• our ability to access the capital markets for debt securities or bank financings; and
• the impact of “cyber warfare” or terrorist acts and hostilities.
References in this Quarterly Report to “we,” “us,” the “Company,” and “AOL” refer to AOL Inc., a Delaware corporation.
The Cautionary Statement by AOL is a warning to its investors of things that may be problematic. Their financial statements show costs increasing and revenue decreasing. With $338 million in cash, Bloomberg states, the company may be bought for about $500-600 million. The strategy of AOL was to get companies with increasing ad revenue to take the place of their dial up business. The Huffington Post was supposed to give them a bigger anchor into these businesses yet their ad revenue increases have not materialized. Credit: Bloomberg News AUGUST 2011
If AOL were to be taken over by a private equities firm the equity firm would likely sell off units that would have value and singularly could make a profit, keep some profitable units, and close down nonprofitable units. That leads to the question of how will the Patch.com fair? The Patch.com is losing lots of money operating in 23 states, with over 800 local “Patches”. Their operating costs are much higher than their ad revenues ($160 Million expenses verses maybe $25million in ad revenue). Average monthly Patch.com ad revenue is only about $2,500 per Patch. Would it be sold or would it be closed?
On Glassdoor.com, a site where reviews on companies are by the respective companies employee’s, one Virgina Employee stated “Always in fear that the company is going to go under one day. I believe in our mission and our goals, but it’s continually not reflected in the numbers.” A marketing manager stated “No money in the place at all”. In a lot of the reviews employees claim they have a fear of layoffs and salary cuts.
From the Business Insider: “AOL knows a $130 million loss on Patch is not a number that will make its remaining investors happy. So, it probably wants to come up with something it can tell them to keep them from pushing the stock even lower.” and “Because Patch’s traffic is so tiny, we have always assumed that its revenues are too. So have AOL’s investors, many of whom dumped the stock after Armstrong refused to talk about Patch revenues during AOL’s last earnings call.” He says that Patch sales people are able to look at a Salesforce.com interface and see a revenue number for each of Patch’s 840 towns. He says: “I can tell you they were doing around $2 million per month in total revenue and there are national partnerships that don’t show up in that number so I am guesstimating they will clear $25 million this year in revenue.”” These numbers show that the patch is spending $160 million in expenses per year and that loss will allow them to burn through operating cash flows about another 12-14 months before AOL may have to declare bankruptcy, especially with the loses in their other divisions.

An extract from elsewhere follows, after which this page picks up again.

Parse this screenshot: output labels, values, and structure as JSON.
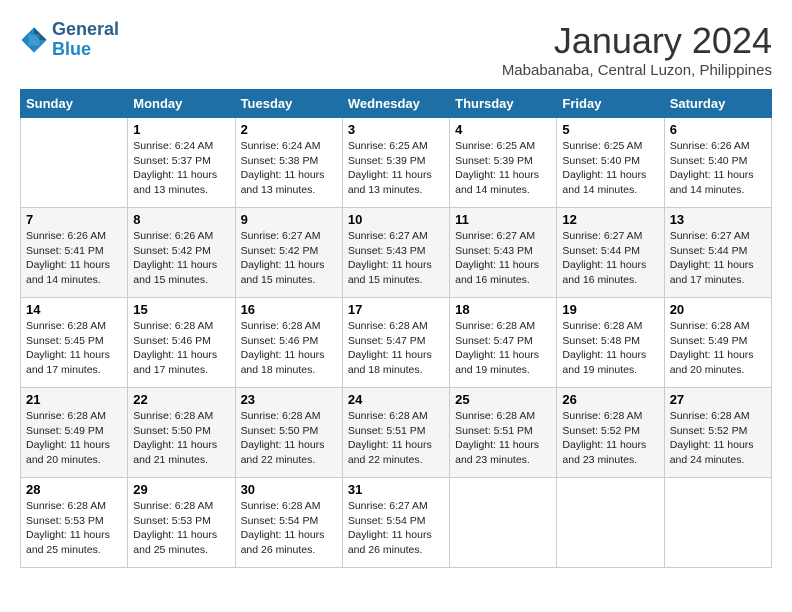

This may be why Scott Colontonio’s (Director of Sales) departure comes a month after AOL’s Senior Vice President of local sales Mike DeLuca left the company.
We have noticed that the posts and stories from other local Patch towns are getting more and more intermingled with our local Patchs’ posts and stories, maybe the consolidation process is starting. AOL has started to ask editors to do ad sales in some areas. This gives them even less time to write articles never mind writing any investigative articles.